As the National Council of Veteran Associations (representing 58 member-organizations) gathered for its annual meeting last week, association secretary general Brian Forbes says its focus was on the declared intention of the government that many federal budgets are to be potentially reduced and that substantial financial cuts will have to be exercised by individual departments, including Veterans Affairs Canada.
He says the NCVA has recently written the prime minister expressing its serious concerns in regard to this announcement, in that it would be highly unacceptable that any deficit reduction plan would conceivably include cuts to veterans’ benefits or administrative components of VAC programs.
“We also trust that these cuts will not be made on the backs of the Canadian veterans’ community, particularly given the fact that a number of Allied countries, in attempting to cope with current economic deficits, have exempted veterans’ benefits and services from their proposed austerity programs,” Forbes said in a Nov. 7 press release..
“NCVA has consistently pointed out that, although Canada’s traditional veterans are aging, VAC continues to have significant responsibility to the more than 150,000 veterans who served Canada during the Second World War and Korea,” Forbes said. “… It is also quite self-evident that extensive financial and human resources are required of the department due to the influx of disabled veterans returning from Afghanistan and earlier Canadian military missions. Given the physical, mental and psychological concerns confronting these returning veterans, the job of VAC will become more essential and intensive in order to address these multifaceted problems.

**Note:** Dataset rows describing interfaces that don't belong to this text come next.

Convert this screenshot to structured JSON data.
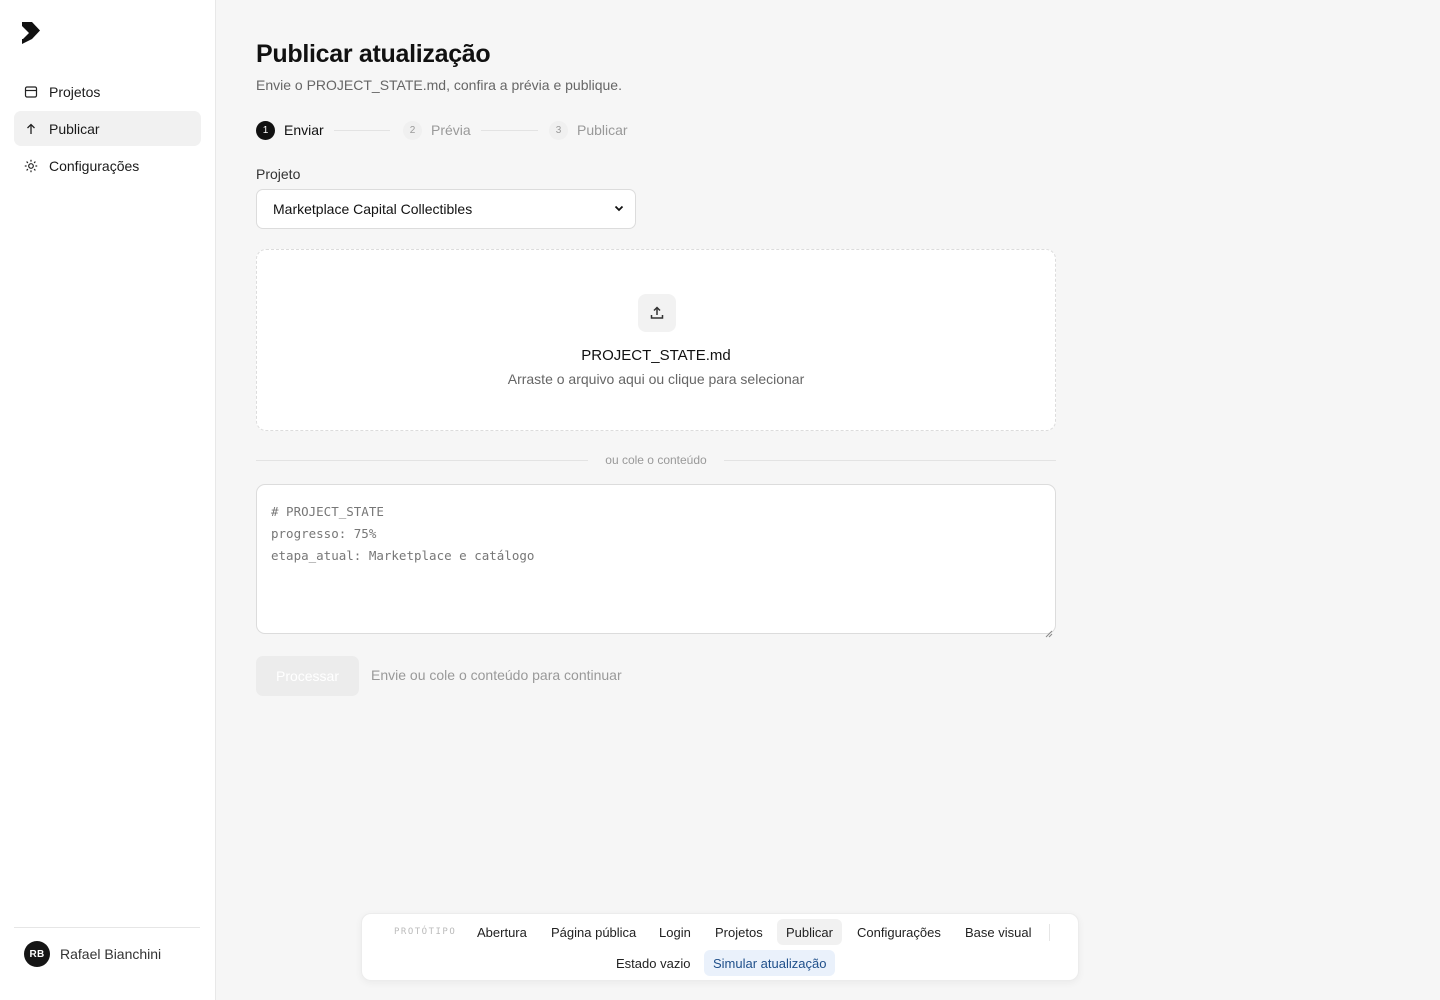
{
  "sidebar": {
    "items": [
      {
        "label": "Projetos",
        "icon": "folder-icon"
      },
      {
        "label": "Publicar",
        "icon": "arrow-up-icon",
        "active": true
      },
      {
        "label": "Configurações",
        "icon": "gear-icon"
      }
    ],
    "user": {
      "initials": "RB",
      "name": "Rafael Bianchini"
    }
  },
  "page": {
    "title": "Publicar atualização",
    "subtitle": "Envie o PROJECT_STATE.md, confira a prévia e publique."
  },
  "stepper": [
    {
      "num": "1",
      "label": "Enviar",
      "active": true
    },
    {
      "num": "2",
      "label": "Prévia",
      "active": false
    },
    {
      "num": "3",
      "label": "Publicar",
      "active": false
    }
  ],
  "form": {
    "project_label": "Projeto",
    "project_value": "Marketplace Capital Collectibles",
    "dropzone_title": "PROJECT_STATE.md",
    "dropzone_hint": "Arraste o arquivo aqui ou clique para selecionar",
    "divider_text": "ou cole o conteúdo",
    "textarea_lines": [
      "# PROJECT_STATE",
      "progresso: 75%",
      "etapa_atual: Marketplace e catálogo"
    ],
    "process_label": "Processar",
    "process_hint": "Envie ou cole o conteúdo para continuar"
  },
  "proto_bar": {
    "tag": "PROTÓTIPO",
    "links": [
      "Abertura",
      "Página pública",
      "Login",
      "Projetos",
      "Publicar",
      "Configurações",
      "Base visual",
      "Estado vazio",
      "Simular atualização"
    ],
    "active": "Publicar",
    "highlight": "Simular atualização"
  },
  "colors": {
    "accent": "#111111",
    "highlight_bg": "#eaf1fb",
    "highlight_text": "#1f4f8a"
  }
}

It remains our view that VAC has an important and complex mandate and, indeed, is entering a significant phase. VAC currently administers two major pieces of legislation — the original Pension Act for the traditional veteran and the New Veterans Charter for the Modern Day Veteran. At the same time, health care benefits, veterans independence programs (VIP) and all of the related policies are administered by the department for all veterans and their families.
It is also a stark reality that should VAC’s budgetary capacity be impacted, the department will be unable to fund crucial legislative improvements in order to fulfil its ongoing commitments to the overall veterans’ community.

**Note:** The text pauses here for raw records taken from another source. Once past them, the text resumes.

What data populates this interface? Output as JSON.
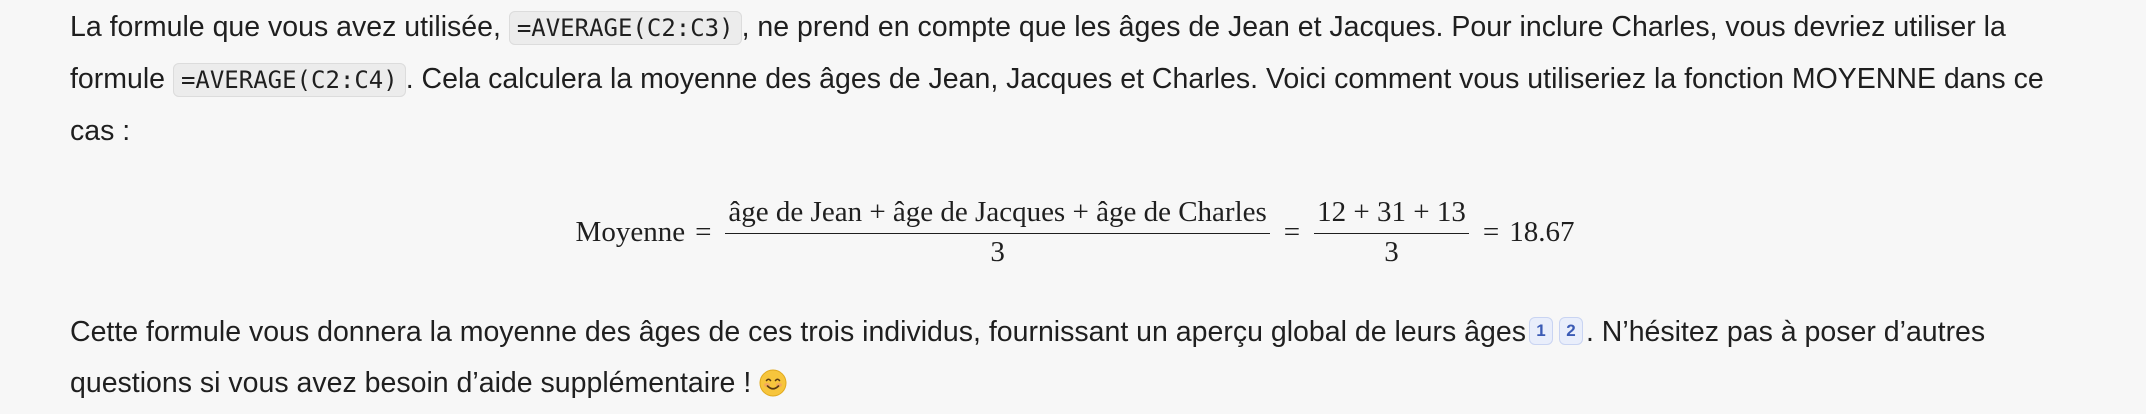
{
  "paragraph1": {
    "t1": "La formule que vous avez utilisée, ",
    "code1": "=AVERAGE(C2:C3)",
    "t2": ", ne prend en compte que les âges de Jean et Jacques. Pour inclure Charles, vous devriez utiliser la formule ",
    "code2": "=AVERAGE(C2:C4)",
    "t3": ". Cela calculera la moyenne des âges de Jean, Jacques et Charles. Voici comment vous utiliseriez la fonction MOYENNE dans ce cas :"
  },
  "equation": {
    "lhs": "Moyenne",
    "eq": "=",
    "frac1_num": "âge de Jean + âge de Jacques + âge de Charles",
    "frac1_den": "3",
    "frac2_num": "12 + 31 + 13",
    "frac2_den": "3",
    "result": "18.67"
  },
  "paragraph2": {
    "t1": "Cette formule vous donnera la moyenne des âges de ces trois individus, fournissant un aperçu global de leurs âges",
    "cite1": "1",
    "cite2": "2",
    "t2": ". N’hésitez pas à poser d’autres questions si vous avez besoin d’aide supplémentaire ! ",
    "emoji": "smiling-face-emoji"
  }
}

With reference to Traditional Veterans, there remain serious outstanding concerns as to the significant gaps in the VAC Long Term Care Program, inequities in the Last Post Fund/Veterans Burial Regulations and anomalies in the VIP programs for widows.
In relation to modern day veterans, the New Veterans Charter, considered a “living document” by veterans’ organizations, is currently an unfinished work in progress, Forbes said.
Among other things the NCVA advocates that the SISIP (Service Income Security Insurance Plan) long term disability program should be eliminated to remove the insurance culture constraints presently contained in the Charter.
The Earnings Loss Benefit should also be increased to 100 per cent of pre-release income and in relation to permanently incapacitated veterans, be paid for life (not terminated at 65, as is currently the case).